FORT WORTH, Texas — With pointy red gnome hats, a cruise giveaway and plenty of balloons, Travelocity turned sweet 16 last month.
But it hasn't been all cupcakes and champagne for the Southlake, Texas-based travel website that operates a customer contact center in Hanover Industrial Estates.
Once considered a trailblazer, Travelocity has struggled for the past few years to keep up with competitors like Expedia or Priceline.
"We weren't moving as fast as we needed to," CEO Carl Sparks said about newer, nimbler competitors. "We're 16 and so sometimes we think of ourselves as one of the elderly companies in the space because we were around since its inception. ... Yet 16 is quite young for a multibillion-dollar company."
Since Sparks took the top job a year ago, he and his executive team have refocused the company on hotel products, build-your-own-vacation packages and mobile devices. In February, the company launched its first iPad app, which allows users to book airline tickets, hotels and rental cars from their tablets and offers hotel deals exclusive to its mobile users. Created in 1996 by the Sabre Group, then part of American Airlines' parent, AMR Corp., Travelocity first offered travel content to consumers browsing the Web with 28.8 Kbps modems. Within a year, they could buy airline tickets, book hotels and reserve rental cars on the site.
As dot-coms hit Wall Street with soaring initial public offerings, Travelocity became publicly traded in 2000 through its acquisition of Preview Travel. But it faced increasing competition from Expedia, which was adding to its hotel offerings, and Orbitz, a new site founded by a group of U.S. airlines.
As Travelocity slipped out of first place, Sabre Holdings brought the company back into the fold and combined it with Lastminute.com, a European travel site. In 2007, Sabre was taken private by Texas Pacific Group and Silver Lake Partners in a $5 billion deal.
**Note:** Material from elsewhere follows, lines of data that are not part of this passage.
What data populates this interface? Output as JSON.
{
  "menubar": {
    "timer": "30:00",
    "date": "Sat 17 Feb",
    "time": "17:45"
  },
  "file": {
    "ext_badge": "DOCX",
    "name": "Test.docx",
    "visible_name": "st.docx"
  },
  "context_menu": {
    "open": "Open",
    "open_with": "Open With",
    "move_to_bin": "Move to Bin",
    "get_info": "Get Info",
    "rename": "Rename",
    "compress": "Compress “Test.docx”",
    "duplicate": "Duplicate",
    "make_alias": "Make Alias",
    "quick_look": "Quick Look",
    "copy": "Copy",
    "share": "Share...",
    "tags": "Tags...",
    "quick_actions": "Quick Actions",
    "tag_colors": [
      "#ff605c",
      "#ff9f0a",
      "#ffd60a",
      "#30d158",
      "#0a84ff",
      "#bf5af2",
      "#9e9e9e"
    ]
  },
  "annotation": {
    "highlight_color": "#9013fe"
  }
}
In a survey Harteveldt conducted late last year, 13 percent of consumers said they used Travelocity to book their leisure/personal travel within the previous 12 months, as many as Priceline, Orbitz and Hotels.com. Expedia ranked first, with 21 percent.
When Sparks came in as CEO last April, he recognized that having staff spread among three offices hurt the company by slowing down business decisions. Sparks, who previously was president of Gilt Groupe, an online fashion retailer, and had worked at Expedia and Hotels.com, closed Travelocity's offices in New York and San Francisco, consolidating employees at its Texas headquarters.
He also added more executives with experience in e-commerce and continues to hire developers to create products and apps. And instead of trying to make Travelocity all things to consumers, Sparks decided to focus on three areas: hotels, vacation packages and mobile platforms.
"We could do a lot more with this brand than we have," Sparks said, adding that he is pleased with the past year's progress. "It's done well. We're very proud of the fact that we're large and we're profitable and we're growing again.
"Our biggest markets — the U.S., the U.K. and France — we are now growing in all three of those markets. We are taking share, we think, in a number of those markets across multiple product categories."